Another commentator suggests: “Just as Sinai was the smallest of the mountains but the words spoken there changed the world, so the people Israel, among the smallest of the nations, presents a vision of social justice that has the power to change the world.” (Etz Hayim Torah and Commentary) The tradition makes much of the fact that Mount Sinai was an ordinary and perhaps even insignificant mountain. It was however transformed into holy ground by the most extraordinary of circumstances.

Still I wonder what is about mountains that so captures our imaginations? Why do so many for example attempt to scale Everest’s heights? Why do people wish to conquer taller and taller mountains? Such attempts too often end in tragedy. Any trail that leads through a “death zone” should offer hint enough that tragedy can strike and that the greater the heights the more extraordinary the risk. Recently thirteen Sherpas lost their lives. These remarkable individuals were aiding others so that they could in turn claim, “I summited Everest.” And yet I remain transfixed by this tragedy.

Once I spent a week hiking through the Sinai desert. We were led through that wilderness by Bedouin guides. Eventually we ascended what local Arab tradition deemed Jabal Mousa, the Mount of Moses. We were told that this was Mount Sinai. It was a rather nondescript mountain. Still the climb was thrilling. The summit however was anticlimactic. Atop the mountain we could purchase sodas from Egyptian vendors. They apparently made their way to the mountain’s top each and every morning in order to sell sodas to thirsty foreigners.

And then and there I realized that mountains might better left to the eye and the imagination. In fact Jewish tradition does not ascribe Jabal Musa as Mount Sinai. It refuses to name which mountain is in fact Sinai. One could say this is because we can no longer determine which mountain it in fact is. Then again sometimes not knowing is better than knowing.
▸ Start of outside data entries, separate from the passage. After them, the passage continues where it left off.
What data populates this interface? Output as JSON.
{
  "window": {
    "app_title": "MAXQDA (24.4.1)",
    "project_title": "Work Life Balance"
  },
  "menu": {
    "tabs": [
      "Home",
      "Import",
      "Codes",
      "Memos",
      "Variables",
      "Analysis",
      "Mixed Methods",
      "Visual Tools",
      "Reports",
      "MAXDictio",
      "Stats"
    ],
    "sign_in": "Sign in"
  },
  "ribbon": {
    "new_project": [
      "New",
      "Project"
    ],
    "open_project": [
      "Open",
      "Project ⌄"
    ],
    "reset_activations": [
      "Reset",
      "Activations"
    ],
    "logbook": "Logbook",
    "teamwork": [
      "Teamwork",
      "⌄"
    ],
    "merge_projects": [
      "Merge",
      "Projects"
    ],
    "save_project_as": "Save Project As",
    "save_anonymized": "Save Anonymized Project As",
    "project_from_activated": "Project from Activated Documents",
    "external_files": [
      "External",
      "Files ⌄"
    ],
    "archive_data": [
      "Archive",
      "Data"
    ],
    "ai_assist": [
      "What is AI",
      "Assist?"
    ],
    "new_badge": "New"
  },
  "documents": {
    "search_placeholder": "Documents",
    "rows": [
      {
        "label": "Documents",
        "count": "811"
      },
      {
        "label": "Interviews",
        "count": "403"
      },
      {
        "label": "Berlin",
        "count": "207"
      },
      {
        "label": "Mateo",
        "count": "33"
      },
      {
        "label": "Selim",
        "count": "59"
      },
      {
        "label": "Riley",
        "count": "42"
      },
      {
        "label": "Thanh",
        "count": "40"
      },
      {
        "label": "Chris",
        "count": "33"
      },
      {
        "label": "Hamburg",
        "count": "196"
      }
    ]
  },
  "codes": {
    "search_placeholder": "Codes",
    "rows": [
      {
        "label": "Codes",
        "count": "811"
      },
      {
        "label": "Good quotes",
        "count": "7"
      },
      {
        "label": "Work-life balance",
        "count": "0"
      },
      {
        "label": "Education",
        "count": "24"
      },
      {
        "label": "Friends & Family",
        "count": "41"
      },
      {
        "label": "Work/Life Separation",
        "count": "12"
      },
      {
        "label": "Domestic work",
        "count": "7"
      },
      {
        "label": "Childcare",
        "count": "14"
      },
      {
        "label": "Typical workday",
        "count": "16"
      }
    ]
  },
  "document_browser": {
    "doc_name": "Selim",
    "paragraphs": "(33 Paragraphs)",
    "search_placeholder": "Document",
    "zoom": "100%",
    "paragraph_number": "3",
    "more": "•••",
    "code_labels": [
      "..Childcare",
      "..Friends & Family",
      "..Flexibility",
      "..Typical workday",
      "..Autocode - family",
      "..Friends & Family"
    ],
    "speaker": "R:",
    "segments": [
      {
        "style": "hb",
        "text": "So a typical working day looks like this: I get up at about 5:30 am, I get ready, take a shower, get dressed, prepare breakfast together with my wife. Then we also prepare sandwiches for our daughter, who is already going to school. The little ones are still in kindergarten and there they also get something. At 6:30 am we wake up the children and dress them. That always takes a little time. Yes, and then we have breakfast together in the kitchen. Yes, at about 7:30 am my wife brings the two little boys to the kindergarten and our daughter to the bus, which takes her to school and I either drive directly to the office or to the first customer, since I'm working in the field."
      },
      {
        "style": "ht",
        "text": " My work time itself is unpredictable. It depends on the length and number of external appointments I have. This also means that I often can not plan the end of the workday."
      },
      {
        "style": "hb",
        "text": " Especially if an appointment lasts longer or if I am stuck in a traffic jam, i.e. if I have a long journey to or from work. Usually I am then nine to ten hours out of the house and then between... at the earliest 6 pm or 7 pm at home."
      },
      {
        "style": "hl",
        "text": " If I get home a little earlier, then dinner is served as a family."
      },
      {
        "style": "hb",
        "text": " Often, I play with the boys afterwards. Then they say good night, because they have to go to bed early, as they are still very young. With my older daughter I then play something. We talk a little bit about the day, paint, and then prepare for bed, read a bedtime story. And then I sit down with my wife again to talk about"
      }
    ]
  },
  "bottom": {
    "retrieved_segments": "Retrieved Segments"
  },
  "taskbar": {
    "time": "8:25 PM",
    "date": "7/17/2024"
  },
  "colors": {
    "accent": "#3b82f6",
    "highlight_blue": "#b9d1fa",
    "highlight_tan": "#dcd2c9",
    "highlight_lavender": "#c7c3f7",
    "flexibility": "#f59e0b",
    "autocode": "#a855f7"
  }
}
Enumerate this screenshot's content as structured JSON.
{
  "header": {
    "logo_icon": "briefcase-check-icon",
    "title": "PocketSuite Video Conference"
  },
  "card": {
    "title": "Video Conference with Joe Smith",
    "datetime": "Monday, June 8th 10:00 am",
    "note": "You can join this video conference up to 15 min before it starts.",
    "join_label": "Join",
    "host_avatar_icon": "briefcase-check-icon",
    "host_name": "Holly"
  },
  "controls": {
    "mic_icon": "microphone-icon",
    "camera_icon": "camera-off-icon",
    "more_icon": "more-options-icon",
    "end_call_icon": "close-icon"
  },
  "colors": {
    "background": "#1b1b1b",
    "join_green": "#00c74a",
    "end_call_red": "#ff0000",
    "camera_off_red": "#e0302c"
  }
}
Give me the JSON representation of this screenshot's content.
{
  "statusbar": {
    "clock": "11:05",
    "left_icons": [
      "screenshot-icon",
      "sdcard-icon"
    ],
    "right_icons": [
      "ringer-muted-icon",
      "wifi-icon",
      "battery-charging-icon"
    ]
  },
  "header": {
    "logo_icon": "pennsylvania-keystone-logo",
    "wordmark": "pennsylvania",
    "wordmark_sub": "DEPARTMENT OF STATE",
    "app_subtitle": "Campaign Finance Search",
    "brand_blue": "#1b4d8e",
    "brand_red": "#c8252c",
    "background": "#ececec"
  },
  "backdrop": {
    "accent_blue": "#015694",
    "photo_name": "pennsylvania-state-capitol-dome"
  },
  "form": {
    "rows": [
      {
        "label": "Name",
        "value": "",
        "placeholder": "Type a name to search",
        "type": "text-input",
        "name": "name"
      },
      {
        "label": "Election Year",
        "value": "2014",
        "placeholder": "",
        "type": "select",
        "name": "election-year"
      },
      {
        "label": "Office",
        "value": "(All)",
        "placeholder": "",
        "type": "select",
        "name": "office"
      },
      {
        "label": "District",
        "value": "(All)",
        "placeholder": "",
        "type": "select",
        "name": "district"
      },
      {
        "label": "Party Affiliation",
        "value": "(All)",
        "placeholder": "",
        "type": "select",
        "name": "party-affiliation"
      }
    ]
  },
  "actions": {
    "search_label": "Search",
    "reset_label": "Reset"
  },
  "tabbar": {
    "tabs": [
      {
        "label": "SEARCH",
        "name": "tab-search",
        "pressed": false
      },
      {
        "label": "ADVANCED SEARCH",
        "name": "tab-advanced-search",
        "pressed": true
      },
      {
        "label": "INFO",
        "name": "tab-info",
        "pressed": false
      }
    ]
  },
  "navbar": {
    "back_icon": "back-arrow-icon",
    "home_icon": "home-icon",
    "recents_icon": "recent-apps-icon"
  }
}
Mountains are better left to eye. And mountain tops are better left to the imagination. It is better to look up at their majesty and from that view to allow the imagination to foster inspiration.

I lift up my eyes to the mountains; from where will my help come? My help comes from the Lord, maker of heaven and earth….” (Psalm 121)

Thursday, May 1, 2014

Yom Haatzmaut, Arguments and Celebrations

Recently Secretary of State John Kerry created an uproar when he spoke about the dangers of Israel’s continued rule over the West Bank and the potential of it becoming an apartheid state. While I bristled at his words, I recall the words of then Prime Minister Ehud Barak, who said in 2010. “As long as in this territory west of the Jordan River there is only one political entity called Israel it is going to be either non-Jewish, or non-democratic. If this bloc of millions of Palestinians cannot vote, that will be an apartheid state.” Or perhaps the Torah is more compelling: “There shall be one law for the citizen and for the stranger who dwells among you.” (Exodus 12:49) The word apartheid is of course charged and the Secretary of State should be far more diplomatic in his choice of laden words, yet the dangers facing Israel are real and the worries are great.

Israel was founded as both a democratic and Jewish state. In order to continue to affirm both of these principles it must, for its own sake, end its rule over Palestinians living in the West Bank. That it has tried countless times, and as even President Bill Clinton revealed, offered Palestinians control over the precious Temple Mount, is beside the point. I recognize that Palestinian and Arab leaders bear more responsibility than Israeli leaders for pushing away the hand of peace. Still Israel will be unable to hold on to its two founding principles the longer this situation continues.

It would have been better if it was an Israeli leader who reminded us of this truth, or perhaps a Jewish leader, but here again the debate narrows....

This article continues on The Times of Israel Ops & Blogs.